After intially seeing the movie in Toronto, I debated a while about the fact that the film surprisingly glosses over the dimensions and motivations of the central killer–a boyish man with a goofy smile. But "Into the Abyss" offers so many honest, uncensored interviews of loss and transformation that it doesn't seem to matter. And final testimony by a former death-house chief makes a more convincing argument against the death penalty than anything I've ever seen. Book-ended by discussions about rabbits and hummingbirds, it's Herzog's most profound meditation on death and life in years.
As I contemplate the film more, and plan on seeing it a second time after it opens in theaters Friday, I have to say it's important to realize that Herzog is not after questions of guilt or culpability, but rather, the legacy of the crime and the psyches of the perpetrators, the victims and both of their families.

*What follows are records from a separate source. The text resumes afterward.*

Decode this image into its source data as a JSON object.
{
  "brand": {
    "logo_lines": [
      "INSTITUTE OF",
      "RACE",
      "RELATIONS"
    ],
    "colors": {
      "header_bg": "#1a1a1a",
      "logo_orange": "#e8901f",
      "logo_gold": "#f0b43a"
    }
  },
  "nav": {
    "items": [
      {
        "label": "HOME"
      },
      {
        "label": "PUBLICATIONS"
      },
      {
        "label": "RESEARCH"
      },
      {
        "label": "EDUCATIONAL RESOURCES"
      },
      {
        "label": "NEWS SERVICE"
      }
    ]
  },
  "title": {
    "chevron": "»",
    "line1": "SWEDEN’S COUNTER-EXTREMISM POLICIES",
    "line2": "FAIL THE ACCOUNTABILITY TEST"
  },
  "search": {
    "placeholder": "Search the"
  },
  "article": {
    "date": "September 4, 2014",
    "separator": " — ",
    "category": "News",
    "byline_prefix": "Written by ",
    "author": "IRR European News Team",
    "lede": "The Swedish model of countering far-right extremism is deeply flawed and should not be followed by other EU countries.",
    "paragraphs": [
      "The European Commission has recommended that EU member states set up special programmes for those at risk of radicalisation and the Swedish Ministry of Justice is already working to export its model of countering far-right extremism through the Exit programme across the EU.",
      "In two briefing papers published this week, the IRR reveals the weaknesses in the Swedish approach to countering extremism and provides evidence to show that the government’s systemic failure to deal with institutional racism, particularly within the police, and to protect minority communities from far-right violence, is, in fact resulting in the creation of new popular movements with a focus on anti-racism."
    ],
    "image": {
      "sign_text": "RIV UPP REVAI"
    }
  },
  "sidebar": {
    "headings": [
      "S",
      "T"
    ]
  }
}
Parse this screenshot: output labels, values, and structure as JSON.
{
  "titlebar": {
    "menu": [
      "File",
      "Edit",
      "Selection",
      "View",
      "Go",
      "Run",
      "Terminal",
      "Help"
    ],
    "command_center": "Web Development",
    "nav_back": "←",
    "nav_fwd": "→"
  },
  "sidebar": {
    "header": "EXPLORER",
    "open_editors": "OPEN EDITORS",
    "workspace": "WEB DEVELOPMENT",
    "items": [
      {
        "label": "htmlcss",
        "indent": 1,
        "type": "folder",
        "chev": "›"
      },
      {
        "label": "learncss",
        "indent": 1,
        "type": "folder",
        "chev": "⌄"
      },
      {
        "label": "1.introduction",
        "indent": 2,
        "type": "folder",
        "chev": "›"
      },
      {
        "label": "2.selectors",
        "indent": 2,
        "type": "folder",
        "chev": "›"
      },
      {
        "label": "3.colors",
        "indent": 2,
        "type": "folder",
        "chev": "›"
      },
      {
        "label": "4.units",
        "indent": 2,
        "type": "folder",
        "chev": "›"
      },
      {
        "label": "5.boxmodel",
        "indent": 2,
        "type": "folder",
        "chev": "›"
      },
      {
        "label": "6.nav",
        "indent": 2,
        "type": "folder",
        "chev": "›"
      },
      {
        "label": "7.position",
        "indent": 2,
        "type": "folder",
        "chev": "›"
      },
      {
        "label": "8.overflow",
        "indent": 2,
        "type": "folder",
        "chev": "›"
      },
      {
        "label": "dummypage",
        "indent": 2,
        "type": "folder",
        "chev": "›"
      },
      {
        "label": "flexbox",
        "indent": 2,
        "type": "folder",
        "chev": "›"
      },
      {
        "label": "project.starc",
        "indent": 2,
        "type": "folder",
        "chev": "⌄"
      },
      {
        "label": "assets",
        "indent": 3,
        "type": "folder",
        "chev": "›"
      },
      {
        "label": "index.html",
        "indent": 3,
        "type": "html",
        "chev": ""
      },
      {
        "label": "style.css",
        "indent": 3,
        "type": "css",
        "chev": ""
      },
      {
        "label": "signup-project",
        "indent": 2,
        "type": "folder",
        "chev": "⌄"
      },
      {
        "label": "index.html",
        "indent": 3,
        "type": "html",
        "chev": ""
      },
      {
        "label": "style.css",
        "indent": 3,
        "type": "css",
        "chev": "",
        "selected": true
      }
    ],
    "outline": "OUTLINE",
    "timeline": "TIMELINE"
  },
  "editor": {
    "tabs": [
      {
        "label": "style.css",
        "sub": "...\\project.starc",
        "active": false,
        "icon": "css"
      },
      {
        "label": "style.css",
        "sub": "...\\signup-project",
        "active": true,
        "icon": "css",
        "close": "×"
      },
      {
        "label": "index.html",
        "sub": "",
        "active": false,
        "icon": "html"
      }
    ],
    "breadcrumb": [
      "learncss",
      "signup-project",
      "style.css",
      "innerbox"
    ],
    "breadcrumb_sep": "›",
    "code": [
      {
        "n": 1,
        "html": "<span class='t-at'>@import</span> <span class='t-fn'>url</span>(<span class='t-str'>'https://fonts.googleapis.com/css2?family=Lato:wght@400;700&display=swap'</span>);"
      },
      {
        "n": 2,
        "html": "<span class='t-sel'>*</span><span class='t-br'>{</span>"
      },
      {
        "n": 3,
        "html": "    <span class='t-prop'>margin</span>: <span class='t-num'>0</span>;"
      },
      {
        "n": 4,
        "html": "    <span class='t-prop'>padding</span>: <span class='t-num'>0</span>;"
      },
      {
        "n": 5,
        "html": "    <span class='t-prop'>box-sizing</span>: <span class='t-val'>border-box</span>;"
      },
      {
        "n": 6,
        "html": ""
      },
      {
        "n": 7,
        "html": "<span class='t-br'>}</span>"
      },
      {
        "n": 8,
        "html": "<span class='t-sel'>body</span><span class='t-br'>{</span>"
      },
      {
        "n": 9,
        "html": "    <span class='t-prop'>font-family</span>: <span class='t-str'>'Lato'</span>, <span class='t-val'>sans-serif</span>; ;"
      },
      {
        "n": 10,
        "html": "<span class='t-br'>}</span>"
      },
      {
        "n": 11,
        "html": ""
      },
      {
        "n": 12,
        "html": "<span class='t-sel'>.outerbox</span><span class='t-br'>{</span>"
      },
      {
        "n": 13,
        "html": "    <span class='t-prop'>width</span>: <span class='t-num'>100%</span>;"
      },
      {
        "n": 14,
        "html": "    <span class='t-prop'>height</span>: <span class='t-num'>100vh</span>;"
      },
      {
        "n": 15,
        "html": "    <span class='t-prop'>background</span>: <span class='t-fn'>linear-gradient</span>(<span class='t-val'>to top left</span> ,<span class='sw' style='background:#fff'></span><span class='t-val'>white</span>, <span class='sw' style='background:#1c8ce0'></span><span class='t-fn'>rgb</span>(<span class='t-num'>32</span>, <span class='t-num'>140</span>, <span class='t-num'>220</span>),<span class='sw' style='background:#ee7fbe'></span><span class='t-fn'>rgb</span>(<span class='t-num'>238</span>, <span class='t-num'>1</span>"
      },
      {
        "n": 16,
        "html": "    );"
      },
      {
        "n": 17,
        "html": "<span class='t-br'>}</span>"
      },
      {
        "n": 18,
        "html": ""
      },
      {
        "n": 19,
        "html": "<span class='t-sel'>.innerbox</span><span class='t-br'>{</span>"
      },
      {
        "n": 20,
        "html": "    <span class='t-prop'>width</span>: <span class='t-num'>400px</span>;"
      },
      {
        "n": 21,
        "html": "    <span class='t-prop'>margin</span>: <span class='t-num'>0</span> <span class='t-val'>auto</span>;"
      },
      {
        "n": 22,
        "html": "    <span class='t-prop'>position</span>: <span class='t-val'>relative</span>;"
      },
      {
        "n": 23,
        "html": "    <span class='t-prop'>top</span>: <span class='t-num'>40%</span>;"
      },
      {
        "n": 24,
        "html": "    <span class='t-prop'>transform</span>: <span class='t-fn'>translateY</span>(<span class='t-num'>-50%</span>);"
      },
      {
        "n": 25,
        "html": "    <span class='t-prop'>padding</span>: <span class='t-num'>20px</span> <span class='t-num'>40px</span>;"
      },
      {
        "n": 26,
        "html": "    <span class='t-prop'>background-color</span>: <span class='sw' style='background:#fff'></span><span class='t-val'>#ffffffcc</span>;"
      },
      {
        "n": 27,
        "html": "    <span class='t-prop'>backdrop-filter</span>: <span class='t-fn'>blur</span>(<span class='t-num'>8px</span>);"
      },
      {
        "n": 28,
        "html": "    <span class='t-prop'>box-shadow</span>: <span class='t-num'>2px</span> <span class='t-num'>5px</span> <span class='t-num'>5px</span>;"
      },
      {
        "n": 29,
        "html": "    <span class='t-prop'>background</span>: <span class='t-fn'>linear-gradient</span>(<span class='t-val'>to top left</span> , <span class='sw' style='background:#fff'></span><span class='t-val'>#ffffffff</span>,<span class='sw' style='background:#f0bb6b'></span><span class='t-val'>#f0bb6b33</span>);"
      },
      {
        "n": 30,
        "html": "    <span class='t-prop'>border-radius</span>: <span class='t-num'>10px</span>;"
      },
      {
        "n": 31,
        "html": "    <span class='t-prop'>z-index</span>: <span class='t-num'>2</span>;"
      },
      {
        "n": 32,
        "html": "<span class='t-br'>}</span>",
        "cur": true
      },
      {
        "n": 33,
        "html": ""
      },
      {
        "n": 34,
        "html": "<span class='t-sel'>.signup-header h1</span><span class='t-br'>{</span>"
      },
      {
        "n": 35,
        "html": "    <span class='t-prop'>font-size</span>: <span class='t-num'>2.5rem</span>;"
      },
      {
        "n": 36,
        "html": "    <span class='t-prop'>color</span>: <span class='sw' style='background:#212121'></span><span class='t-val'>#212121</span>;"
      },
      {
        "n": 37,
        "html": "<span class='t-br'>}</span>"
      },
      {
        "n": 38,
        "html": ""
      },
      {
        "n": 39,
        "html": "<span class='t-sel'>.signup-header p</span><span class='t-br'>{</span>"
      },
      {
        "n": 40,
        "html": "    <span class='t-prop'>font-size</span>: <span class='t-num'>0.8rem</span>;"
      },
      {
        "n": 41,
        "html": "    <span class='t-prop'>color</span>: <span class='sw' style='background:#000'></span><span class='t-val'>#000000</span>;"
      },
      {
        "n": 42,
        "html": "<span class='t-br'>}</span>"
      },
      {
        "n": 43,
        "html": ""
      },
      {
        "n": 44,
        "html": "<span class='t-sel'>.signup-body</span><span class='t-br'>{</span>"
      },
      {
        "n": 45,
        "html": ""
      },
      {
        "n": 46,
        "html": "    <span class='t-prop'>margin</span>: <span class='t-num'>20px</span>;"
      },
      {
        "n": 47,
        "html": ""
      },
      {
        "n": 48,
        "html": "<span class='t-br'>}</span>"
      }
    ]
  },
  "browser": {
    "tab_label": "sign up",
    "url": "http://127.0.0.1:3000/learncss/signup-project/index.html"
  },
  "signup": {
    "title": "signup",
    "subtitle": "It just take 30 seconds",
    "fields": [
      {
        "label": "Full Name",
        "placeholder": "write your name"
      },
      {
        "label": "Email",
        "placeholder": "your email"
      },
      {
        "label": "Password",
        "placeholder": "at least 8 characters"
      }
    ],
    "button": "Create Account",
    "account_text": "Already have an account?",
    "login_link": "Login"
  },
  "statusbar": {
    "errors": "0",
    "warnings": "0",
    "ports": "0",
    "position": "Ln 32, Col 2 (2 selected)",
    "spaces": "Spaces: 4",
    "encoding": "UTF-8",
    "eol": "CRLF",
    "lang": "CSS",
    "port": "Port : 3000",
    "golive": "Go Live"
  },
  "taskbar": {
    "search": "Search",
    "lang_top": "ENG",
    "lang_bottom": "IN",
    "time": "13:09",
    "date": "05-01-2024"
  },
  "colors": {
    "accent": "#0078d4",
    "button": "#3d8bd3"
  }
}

It's hard to imagine a film about the death penalty getting sizable ticket sales in today's universe, but so far, the film has nearly unanimonus positive reviews–with only one dissenter, the L.A. Times' Betsey Sharkey so far–who claims the film's "understatement is ultimately its undoing," which I think misses the point, entirely. Herzog teases out powerful messages about survival, hope and regret in the most quiet pauses of his interviewees.